Assignment
Which lines below contain the word "پروژه"? Copy each of them.
Material shown: Begin
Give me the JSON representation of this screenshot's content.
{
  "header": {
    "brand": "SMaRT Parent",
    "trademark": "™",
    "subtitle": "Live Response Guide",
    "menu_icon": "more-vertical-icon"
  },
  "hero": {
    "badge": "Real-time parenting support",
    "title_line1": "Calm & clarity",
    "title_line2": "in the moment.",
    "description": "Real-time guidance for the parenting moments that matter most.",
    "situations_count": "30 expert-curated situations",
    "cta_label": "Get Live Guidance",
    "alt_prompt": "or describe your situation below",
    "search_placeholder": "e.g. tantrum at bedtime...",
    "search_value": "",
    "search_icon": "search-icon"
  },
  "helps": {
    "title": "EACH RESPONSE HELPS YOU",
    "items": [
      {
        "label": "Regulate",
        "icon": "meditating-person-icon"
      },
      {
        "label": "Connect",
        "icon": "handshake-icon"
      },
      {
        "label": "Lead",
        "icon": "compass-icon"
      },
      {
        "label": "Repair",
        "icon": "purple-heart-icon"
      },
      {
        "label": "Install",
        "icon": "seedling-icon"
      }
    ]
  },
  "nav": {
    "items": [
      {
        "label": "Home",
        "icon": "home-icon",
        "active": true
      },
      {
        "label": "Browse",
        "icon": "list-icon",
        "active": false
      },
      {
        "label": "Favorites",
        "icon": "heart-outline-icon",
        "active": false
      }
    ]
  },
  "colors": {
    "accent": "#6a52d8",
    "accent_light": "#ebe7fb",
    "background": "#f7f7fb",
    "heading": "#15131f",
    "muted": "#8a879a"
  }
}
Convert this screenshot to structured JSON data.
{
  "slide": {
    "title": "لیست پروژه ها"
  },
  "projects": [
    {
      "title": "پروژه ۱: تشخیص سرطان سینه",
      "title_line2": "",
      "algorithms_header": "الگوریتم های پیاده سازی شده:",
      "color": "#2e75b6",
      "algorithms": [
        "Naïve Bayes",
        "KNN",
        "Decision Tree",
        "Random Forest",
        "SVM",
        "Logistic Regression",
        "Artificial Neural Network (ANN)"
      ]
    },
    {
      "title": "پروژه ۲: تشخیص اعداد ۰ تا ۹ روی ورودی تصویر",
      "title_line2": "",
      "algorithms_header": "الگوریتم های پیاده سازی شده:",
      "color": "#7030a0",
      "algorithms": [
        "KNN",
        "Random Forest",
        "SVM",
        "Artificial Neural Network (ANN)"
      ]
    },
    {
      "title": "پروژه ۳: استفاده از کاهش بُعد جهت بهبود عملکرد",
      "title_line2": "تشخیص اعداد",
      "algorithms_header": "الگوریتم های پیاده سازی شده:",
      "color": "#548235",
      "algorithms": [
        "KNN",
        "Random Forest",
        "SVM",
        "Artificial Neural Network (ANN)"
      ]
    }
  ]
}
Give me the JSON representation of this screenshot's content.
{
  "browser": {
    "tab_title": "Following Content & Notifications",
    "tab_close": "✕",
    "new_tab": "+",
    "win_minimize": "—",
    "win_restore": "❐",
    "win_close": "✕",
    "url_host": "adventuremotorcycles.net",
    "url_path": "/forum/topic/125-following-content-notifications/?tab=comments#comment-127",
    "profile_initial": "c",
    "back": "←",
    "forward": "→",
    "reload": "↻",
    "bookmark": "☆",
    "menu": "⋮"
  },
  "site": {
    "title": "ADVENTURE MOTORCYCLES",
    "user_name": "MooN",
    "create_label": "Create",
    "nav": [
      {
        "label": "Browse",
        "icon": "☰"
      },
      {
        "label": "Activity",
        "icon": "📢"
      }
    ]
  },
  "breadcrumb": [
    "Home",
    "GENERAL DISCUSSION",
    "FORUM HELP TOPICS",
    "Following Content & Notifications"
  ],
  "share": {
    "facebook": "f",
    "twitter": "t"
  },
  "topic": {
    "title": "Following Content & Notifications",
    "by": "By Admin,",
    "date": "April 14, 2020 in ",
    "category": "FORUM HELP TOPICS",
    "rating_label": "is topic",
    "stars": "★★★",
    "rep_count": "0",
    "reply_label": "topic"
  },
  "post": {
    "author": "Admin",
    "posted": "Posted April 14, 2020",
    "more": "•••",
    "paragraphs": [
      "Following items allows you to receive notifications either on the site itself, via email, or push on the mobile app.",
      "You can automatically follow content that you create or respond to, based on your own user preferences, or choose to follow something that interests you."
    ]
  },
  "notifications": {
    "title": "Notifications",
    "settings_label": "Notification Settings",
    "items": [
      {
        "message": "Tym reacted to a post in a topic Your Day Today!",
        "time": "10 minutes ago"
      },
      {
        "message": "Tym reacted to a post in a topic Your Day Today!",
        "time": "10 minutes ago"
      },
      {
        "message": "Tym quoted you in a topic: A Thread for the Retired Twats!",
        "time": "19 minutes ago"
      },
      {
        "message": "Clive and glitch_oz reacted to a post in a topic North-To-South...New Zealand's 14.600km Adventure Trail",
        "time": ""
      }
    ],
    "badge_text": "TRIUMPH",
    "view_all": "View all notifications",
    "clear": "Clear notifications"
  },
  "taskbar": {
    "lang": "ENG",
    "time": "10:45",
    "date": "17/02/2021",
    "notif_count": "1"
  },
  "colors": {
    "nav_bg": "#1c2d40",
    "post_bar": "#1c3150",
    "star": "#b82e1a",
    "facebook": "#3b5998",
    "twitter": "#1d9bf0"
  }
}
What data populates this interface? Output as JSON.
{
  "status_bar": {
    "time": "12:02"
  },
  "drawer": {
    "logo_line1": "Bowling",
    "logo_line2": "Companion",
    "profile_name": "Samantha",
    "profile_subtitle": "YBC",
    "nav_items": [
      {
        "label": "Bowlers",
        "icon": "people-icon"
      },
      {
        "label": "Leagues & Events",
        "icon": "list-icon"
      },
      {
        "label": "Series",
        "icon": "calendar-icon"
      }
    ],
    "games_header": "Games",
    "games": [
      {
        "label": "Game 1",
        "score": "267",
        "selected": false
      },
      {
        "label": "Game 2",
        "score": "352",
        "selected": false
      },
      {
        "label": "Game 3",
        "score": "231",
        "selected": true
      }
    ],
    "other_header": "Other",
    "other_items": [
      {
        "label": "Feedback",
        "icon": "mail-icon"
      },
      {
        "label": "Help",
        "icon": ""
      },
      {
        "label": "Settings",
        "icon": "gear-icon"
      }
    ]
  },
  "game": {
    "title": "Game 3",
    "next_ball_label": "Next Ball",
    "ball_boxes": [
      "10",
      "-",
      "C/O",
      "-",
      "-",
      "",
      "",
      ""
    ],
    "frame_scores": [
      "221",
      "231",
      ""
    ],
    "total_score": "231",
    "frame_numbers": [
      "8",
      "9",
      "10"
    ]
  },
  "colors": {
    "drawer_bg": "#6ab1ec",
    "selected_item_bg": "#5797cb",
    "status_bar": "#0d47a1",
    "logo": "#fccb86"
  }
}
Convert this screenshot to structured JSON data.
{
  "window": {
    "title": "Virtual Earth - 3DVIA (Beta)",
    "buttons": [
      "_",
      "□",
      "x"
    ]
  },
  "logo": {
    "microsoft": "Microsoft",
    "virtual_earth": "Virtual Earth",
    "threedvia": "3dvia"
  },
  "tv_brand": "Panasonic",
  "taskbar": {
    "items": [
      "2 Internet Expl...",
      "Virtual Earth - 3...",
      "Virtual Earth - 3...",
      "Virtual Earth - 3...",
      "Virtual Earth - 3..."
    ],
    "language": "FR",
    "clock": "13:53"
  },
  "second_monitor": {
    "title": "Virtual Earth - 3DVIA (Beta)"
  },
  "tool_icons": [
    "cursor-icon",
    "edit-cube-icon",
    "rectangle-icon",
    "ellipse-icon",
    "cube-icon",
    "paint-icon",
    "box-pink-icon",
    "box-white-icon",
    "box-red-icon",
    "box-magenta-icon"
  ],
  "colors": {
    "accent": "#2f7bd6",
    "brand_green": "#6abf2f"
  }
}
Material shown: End
Answer for this exercise
    "title": "لیست پروژه ها"
      "title": "پروژه ۱: تشخیص سرطان سینه",
      "title": "پروژه ۲: تشخیص اعداد ۰ تا ۹ روی ورودی تصویر",
      "title": "پروژه ۳: استفاده از کاهش بُعد جهت بهبود عملکرد",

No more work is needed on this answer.